As the latest round of Mideast peace talks begin anew, we understand the need to be realistic peacemakers, as those who understand the huge risks of making peace, and who are pained by all the deaths and misery and stress that has gone before and may well continue after these next nine months are spent talking. After all, many in our community have close relatives in the IDF, and no one with half a heart and half a brain wants more bloodshed. And certainly, the closer we get to a possible peace agreement, the more likely the terrorists will ramp up the violence to sabotage the talks...and we Jews will say, “Don’t bother.”
The Torah and Talmud are very clear about the pursuit of peace... Tanach and Chazalhave always been more concerned with peace than war.
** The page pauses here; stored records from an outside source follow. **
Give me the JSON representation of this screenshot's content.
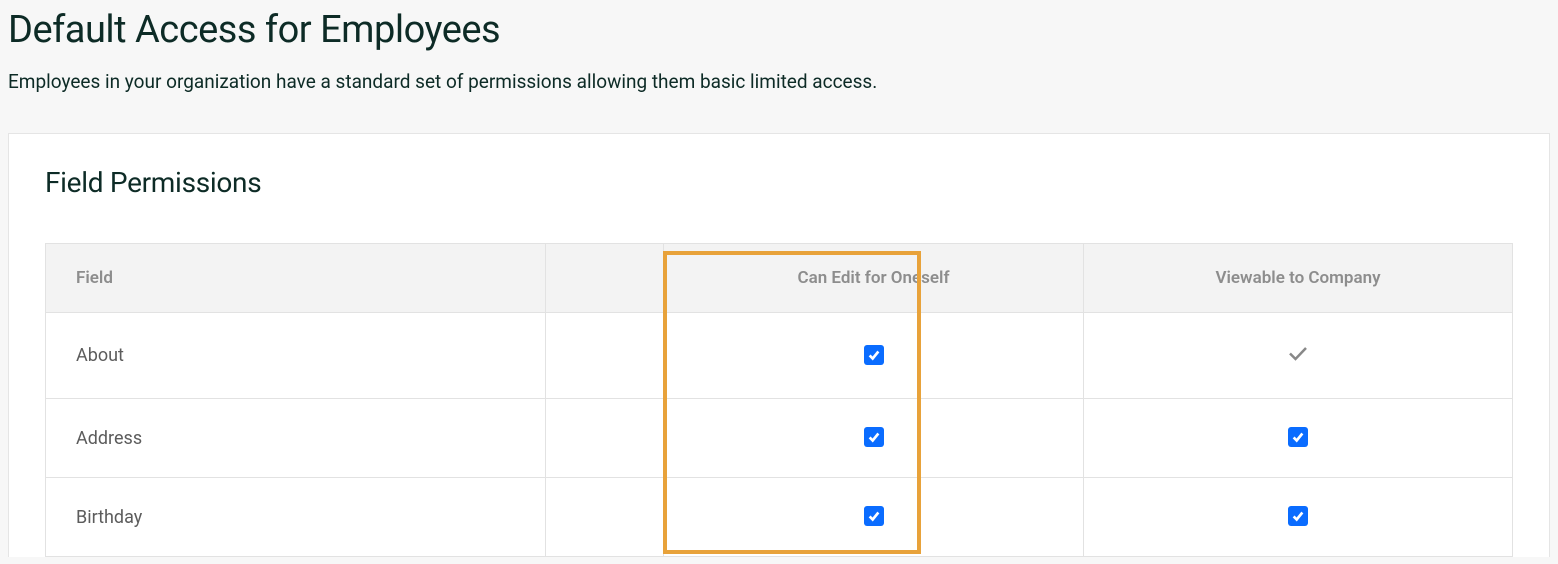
{
  "page": {
    "title": "Default Access for Employees",
    "subtitle": "Employees in your organization have a standard set of permissions allowing them basic limited access."
  },
  "section": {
    "title": "Field Permissions"
  },
  "table": {
    "headers": {
      "field": "Field",
      "edit": "Can Edit for Oneself",
      "view": "Viewable to Company"
    },
    "rows": [
      {
        "field": "About",
        "can_edit": true,
        "viewable": "static-check"
      },
      {
        "field": "Address",
        "can_edit": true,
        "viewable": true
      },
      {
        "field": "Birthday",
        "can_edit": true,
        "viewable": true
      }
    ]
  }
}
After all, the Torah is a reaction formation against the societies and mores and values that surrounded Am Yisroel back in the pagan tribal days, and the Torah was the first document to ever discuss peace as a normal condition of life. Devorim 20 makes it clear Hashem is our warrior, and anyone who ever committed an aveyrah cannot be a soldier. Even the order to murder Amalek is problematical. See the Rambam in Melochim 6! Devorim states that a Jewish army can’t lay a siege, pillage or rape women in the cities of its enemies with impunity. The Torah also makes it clear that the rulers of the Jewish people need to have a sefer Torah written and kept at their side to remind them that Hashem is the ultimate power.
As it says in Yehoshua 23:3-13, “A single man of you put a thousand of them to flight, for it is Hashem who has fought for you.” Shmuel Alef, 8:19-20 warns the people that there will always be war and taxes if they took on a king, and that doing so is an evil thing to do.
So despite all the pain and tzaar, despite all that has gone before, because of the chaos in the Middle East that has nothing to do with Israel, no matter how much our enemies want to blame Israel for the coups against Morsi and Assad, and Erdogan’s fevered dream of a new Muslim Brotherhood Ottoman Empire being thwarted by, he says, the Israelis, we still, because we are Jews, must give peace a chance. How many times a day do we utter the phrase, “Oseh Shalom Bimromov, Hu Yaaseh Shalom Aleinu vi Al Kol Yisroel, Amen?”Does that phrase carry meaning? If it does, the answer is Rodeph Shalom, pursuing peace.